(EXERCISE INSTRUCTIONS) Take each line of the entries below that contains "this" and copy it.

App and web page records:
******
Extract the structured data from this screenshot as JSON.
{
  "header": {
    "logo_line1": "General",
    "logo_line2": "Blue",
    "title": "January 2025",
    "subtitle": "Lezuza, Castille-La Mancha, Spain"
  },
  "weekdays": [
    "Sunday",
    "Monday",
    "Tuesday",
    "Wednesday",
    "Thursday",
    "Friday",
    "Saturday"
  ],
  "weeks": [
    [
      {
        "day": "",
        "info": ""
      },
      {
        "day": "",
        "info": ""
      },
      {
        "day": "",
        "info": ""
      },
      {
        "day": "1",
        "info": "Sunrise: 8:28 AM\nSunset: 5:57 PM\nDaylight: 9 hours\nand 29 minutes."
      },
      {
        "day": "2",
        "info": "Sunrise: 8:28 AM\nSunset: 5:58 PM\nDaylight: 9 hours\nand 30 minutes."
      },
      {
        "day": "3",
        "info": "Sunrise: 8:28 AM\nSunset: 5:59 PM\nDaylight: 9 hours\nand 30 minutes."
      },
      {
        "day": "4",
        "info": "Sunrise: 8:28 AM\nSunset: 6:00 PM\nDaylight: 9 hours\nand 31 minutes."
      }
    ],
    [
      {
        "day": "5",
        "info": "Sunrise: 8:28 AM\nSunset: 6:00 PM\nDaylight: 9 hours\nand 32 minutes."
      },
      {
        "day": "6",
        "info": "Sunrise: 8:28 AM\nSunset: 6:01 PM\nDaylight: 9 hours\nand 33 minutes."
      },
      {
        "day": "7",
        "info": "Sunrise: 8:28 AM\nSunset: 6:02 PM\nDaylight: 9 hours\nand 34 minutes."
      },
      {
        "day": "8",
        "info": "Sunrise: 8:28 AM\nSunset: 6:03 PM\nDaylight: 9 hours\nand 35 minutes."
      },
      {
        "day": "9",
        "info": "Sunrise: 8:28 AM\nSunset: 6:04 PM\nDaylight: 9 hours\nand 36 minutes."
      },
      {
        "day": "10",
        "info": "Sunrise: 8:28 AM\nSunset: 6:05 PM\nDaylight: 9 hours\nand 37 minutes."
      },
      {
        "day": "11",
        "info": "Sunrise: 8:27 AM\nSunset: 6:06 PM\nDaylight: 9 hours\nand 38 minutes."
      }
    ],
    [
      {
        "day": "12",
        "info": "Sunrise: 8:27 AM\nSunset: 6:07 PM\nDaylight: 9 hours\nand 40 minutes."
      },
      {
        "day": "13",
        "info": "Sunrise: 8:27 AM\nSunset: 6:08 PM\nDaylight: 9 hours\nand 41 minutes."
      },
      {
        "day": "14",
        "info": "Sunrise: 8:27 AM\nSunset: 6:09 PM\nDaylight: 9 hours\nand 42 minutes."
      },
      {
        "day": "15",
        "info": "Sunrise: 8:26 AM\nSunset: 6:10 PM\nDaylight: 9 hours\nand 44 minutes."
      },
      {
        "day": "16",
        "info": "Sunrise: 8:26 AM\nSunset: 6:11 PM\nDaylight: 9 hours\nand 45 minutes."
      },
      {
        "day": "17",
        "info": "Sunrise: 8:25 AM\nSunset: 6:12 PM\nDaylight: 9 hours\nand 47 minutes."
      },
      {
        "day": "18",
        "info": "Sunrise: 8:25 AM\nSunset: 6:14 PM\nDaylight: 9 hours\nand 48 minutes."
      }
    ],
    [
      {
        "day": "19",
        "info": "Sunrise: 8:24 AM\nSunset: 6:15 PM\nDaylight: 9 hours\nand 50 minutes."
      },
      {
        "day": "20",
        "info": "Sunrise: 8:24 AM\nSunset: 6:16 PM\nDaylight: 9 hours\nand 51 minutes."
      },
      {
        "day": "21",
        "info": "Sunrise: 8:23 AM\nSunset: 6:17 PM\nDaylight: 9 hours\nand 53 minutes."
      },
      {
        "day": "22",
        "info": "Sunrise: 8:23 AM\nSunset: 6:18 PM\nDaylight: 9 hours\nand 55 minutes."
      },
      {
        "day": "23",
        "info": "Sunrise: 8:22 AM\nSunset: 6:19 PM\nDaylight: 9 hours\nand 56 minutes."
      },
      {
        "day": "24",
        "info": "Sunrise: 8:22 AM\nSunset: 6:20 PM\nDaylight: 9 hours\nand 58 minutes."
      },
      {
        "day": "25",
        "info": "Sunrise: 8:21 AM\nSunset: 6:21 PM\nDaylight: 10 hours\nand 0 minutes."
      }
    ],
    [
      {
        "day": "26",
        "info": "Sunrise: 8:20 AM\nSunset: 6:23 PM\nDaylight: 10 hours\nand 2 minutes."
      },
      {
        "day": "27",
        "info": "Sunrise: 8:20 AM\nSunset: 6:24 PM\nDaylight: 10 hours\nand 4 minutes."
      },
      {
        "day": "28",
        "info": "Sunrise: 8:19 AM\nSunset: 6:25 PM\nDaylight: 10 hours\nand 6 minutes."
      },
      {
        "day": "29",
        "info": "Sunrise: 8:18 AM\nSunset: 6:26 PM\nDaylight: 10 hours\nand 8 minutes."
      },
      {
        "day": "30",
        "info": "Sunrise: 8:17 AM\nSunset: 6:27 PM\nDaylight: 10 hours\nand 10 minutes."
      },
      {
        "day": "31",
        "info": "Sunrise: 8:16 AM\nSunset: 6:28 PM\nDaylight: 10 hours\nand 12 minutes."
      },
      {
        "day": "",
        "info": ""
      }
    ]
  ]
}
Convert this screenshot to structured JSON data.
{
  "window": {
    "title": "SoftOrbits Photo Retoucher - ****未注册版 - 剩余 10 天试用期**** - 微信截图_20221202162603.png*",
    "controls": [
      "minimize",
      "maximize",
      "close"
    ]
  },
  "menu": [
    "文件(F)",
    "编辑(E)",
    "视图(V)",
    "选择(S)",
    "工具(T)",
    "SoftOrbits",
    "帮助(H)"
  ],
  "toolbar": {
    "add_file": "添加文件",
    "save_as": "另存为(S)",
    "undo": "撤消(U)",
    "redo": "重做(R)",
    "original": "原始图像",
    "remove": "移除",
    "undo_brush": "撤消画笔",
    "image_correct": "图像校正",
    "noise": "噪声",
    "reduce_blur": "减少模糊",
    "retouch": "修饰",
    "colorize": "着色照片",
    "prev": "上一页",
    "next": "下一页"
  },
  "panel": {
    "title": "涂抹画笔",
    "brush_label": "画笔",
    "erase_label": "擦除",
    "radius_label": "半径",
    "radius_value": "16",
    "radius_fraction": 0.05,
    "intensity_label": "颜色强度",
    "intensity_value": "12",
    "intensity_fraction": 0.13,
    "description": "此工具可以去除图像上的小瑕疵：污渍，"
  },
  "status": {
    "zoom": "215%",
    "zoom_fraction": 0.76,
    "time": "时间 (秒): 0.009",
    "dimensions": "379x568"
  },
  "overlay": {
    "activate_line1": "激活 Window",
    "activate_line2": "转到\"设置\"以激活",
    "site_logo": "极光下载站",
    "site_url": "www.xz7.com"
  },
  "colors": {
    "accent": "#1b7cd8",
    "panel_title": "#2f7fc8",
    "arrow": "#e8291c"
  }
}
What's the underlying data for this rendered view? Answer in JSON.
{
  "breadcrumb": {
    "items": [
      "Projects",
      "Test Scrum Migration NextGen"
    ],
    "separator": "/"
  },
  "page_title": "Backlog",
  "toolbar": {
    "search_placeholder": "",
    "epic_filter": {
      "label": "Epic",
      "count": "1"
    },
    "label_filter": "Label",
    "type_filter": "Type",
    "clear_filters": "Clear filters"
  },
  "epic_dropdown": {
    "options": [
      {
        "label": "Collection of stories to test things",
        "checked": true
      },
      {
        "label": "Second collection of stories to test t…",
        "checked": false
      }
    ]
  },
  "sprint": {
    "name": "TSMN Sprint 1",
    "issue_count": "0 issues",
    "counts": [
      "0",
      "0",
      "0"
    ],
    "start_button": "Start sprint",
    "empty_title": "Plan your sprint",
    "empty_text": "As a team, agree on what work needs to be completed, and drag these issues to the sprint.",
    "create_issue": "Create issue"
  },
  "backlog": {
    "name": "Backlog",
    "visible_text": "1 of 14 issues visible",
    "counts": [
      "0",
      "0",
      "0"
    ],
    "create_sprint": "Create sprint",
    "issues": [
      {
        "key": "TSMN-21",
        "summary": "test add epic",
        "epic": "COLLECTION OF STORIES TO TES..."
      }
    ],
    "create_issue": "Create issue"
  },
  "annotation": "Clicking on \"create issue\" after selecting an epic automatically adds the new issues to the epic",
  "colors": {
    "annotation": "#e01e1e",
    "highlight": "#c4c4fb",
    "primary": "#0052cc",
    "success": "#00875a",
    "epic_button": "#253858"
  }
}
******
(RESPONSE TO THE TASK)
Extract the structured data from this screenshot as JSON.
Convert this screenshot to structured JSON data.
What's the underlying data for this rendered view? Answer in JSON.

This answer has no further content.